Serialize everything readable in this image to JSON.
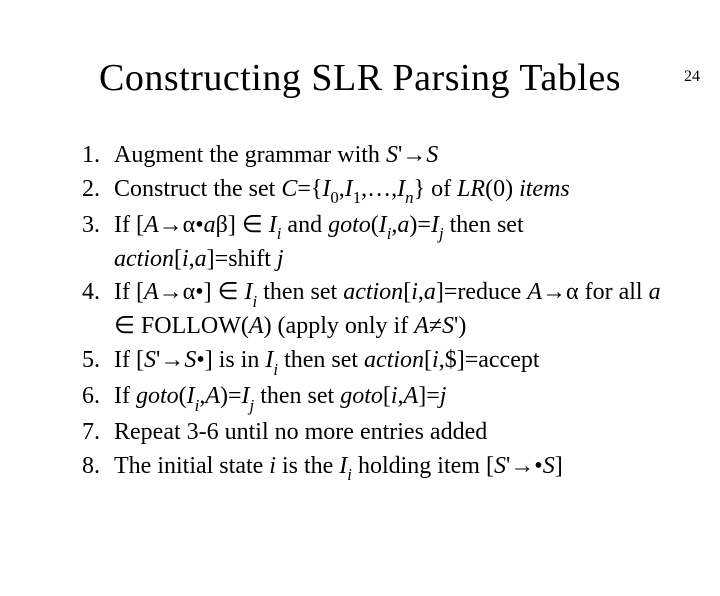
{
  "page_number": "24",
  "title": "Constructing SLR Parsing Tables",
  "items": [
    {
      "num": "1.",
      "html": "Augment the grammar with <span class='i'>S</span>'→<span class='i'>S</span>"
    },
    {
      "num": "2.",
      "html": "Construct the set <span class='i'>C</span>={<span class='i'>I</span><span class='sub'>0</span>,<span class='i'>I</span><span class='sub'>1</span>,…,<span class='i'>I</span><span class='sub i'>n</span>} of <span class='i'>LR</span>(0) <span class='i'>items</span>"
    },
    {
      "num": "3.",
      "html": "If [<span class='i'>A</span>→α•<span class='i'>a</span>β] ∈ <span class='i'>I<span class='sub'>i</span></span> and <span class='i'>goto</span>(<span class='i'>I<span class='sub'>i</span></span>,<span class='i'>a</span>)=<span class='i'>I<span class='sub'>j</span></span> then set <span class='i'>action</span>[<span class='i'>i</span>,<span class='i'>a</span>]=shift <span class='i'>j</span>"
    },
    {
      "num": "4.",
      "html": "If [<span class='i'>A</span>→α•] ∈ <span class='i'>I<span class='sub'>i</span></span> then set <span class='i'>action</span>[<span class='i'>i</span>,<span class='i'>a</span>]=reduce <span class='i'>A</span>→α for all <span class='i'>a</span> ∈ FOLLOW(<span class='i'>A</span>) (apply only if <span class='i'>A</span>≠<span class='i'>S</span>')"
    },
    {
      "num": "5.",
      "html": "If [<span class='i'>S</span>'→<span class='i'>S</span>•] is in <span class='i'>I<span class='sub'>i</span></span> then set <span class='i'>action</span>[<span class='i'>i</span>,$]=accept"
    },
    {
      "num": "6.",
      "html": "If <span class='i'>goto</span>(<span class='i'>I<span class='sub'>i</span></span>,<span class='i'>A</span>)=<span class='i'>I<span class='sub'>j</span></span> then set <span class='i'>goto</span>[<span class='i'>i</span>,<span class='i'>A</span>]=<span class='i'>j</span>"
    },
    {
      "num": "7.",
      "html": "Repeat 3-6 until no more entries added"
    },
    {
      "num": "8.",
      "html": "The initial state <span class='i'>i</span> is the <span class='i'>I<span class='sub'>i</span></span> holding item [<span class='i'>S</span>'→•<span class='i'>S</span>]"
    }
  ]
}
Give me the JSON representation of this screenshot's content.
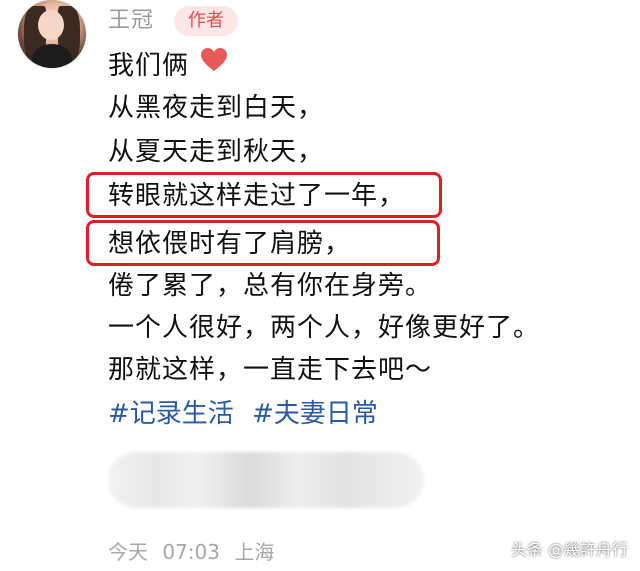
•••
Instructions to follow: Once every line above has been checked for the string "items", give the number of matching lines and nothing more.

Your response: 2